It seems as if we've seen "Jet Li's Fearless" so many times before. This may be because it marks the end of Jet Li's long career of similar movies. Its recycled, predictable plot features Huo Yuanjia (Li) in early 20th century China fighting first for himself and later for his country. And with this stale a story comes the inevitable barrage of clichéd dialogue.
Then again, who goes to see a martial arts movie for its plot or discourse? Fearless's story, after all, is only a vehicle for Jet Li to showcase his awe-inspiring Wushu martial arts talents for the last time; its dialogue only a brief respite before Li's fists return to center stage. From start to finish, "Fearless" is packed with breathtakingly realistic action sequences featuring blow after blow as Li relentlessly pummels everything in his way, including chairs, stairs, railings and pots.
"Fearless" feels so real in part because Li, having trained in Wushu since the age of eight, performs his own stunts a la Jackie Chan. Slow-motion Matrix-esque effects let you hear and even feel Li displace his opponents' bones and crack their fingers as if they were crab legs.
Director Ronny Yu even injects some humor into "Fearless." At one point, after Huo performs his trademark finger-breaking move on O'Brien (who makes Arnold Schwarzenegger look like a "girlie man"), the confused behemoth wags his useless appendages up and down and clumsily rushes at our hero, who deftly sidesteps the attack. In another scene, Huo's hapless foe is stripped of his sword and clothes, and, unable to fight, is reduced to grunting at Huo pathetically.
The fight scenes in "Fearless" never get old. What does become tiresome is the movie's endless supply of clichés. Yu can't get away from the theme of how "your most formidable enemy is within." Although this fits with Huo's inner struggles after his urge to fight causes unintended and disastrous consequences, Yu would have done well to produce more original dialogue. His saving grace may be that many "Fearless" patrons are too revved up from the last action sequence to bother reading the film's subtitles.
"Fearless" also suffers when Li plants crops in a Chinese Shire-like village and attempts to "find himself." During this sequence, most will probably miss trying to follow the glint of steel or the latest blow, but others may appreciate the soothing music and artful visuals. As Huo plants crops, Chinese tunes symbolize his inner peace and restoration. The passage of time is similarly represented by spring fading into summer, then into fall and finally into winter.

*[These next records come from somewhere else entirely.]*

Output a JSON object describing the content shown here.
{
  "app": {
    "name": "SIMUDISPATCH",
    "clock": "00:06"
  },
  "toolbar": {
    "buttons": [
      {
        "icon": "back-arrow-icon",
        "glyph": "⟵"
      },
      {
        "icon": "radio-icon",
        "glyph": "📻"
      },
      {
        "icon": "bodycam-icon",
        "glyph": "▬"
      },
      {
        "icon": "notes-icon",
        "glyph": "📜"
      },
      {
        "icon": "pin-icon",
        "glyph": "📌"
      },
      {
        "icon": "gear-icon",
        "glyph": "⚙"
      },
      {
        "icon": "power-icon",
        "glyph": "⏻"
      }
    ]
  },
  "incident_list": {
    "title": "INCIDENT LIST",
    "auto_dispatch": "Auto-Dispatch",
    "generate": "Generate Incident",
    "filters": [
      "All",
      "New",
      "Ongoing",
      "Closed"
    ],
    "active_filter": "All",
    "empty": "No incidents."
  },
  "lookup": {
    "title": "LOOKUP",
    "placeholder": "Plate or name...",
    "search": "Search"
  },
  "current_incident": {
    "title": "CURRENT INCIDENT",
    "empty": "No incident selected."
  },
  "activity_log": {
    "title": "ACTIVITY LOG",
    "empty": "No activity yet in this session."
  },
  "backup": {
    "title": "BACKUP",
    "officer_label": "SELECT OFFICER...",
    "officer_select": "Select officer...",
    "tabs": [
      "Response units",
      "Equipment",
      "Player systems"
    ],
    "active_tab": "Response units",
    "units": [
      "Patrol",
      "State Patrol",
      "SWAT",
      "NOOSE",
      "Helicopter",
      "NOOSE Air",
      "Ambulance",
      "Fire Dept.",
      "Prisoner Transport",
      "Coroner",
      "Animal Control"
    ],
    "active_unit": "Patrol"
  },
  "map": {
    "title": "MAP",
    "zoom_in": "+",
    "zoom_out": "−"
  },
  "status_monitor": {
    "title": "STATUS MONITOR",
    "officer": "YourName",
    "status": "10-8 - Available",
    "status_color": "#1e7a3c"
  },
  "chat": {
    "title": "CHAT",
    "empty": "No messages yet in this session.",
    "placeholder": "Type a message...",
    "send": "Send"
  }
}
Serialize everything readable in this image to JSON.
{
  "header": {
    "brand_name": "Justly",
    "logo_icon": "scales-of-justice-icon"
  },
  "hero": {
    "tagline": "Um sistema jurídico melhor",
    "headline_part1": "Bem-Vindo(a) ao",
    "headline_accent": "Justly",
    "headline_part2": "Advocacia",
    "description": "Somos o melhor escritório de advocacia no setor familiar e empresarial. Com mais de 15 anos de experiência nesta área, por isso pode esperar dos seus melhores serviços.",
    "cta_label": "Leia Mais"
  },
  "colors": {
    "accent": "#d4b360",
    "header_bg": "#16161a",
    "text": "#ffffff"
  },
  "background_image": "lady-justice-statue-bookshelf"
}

When you walk out of "Fearless," you won't be disappointed. Whether its clichés and unimaginative plot amuse or annoy you, you won't leave thinking about them. You'll exit thinking, in the words of one theatergoer, "Oh @!#%, man." Indeed, the all-you-can-eat action buffet that is Jet Li's farewell could prompt such a response.
"Jet Li's Fearless" (103 minutes, in wide release) is rated PG-13 for violence and martial arts action. Chinese with English subtitles.
Jordan Fein. Jordan Fein is a magnet senior (woot!) who is enamored of politics and journalism. He is very politically active and enjoys talking politics with whomever is willing. Politics, politics, politics. He is looking forward to his second year of writing on Silver Chips and especially … More »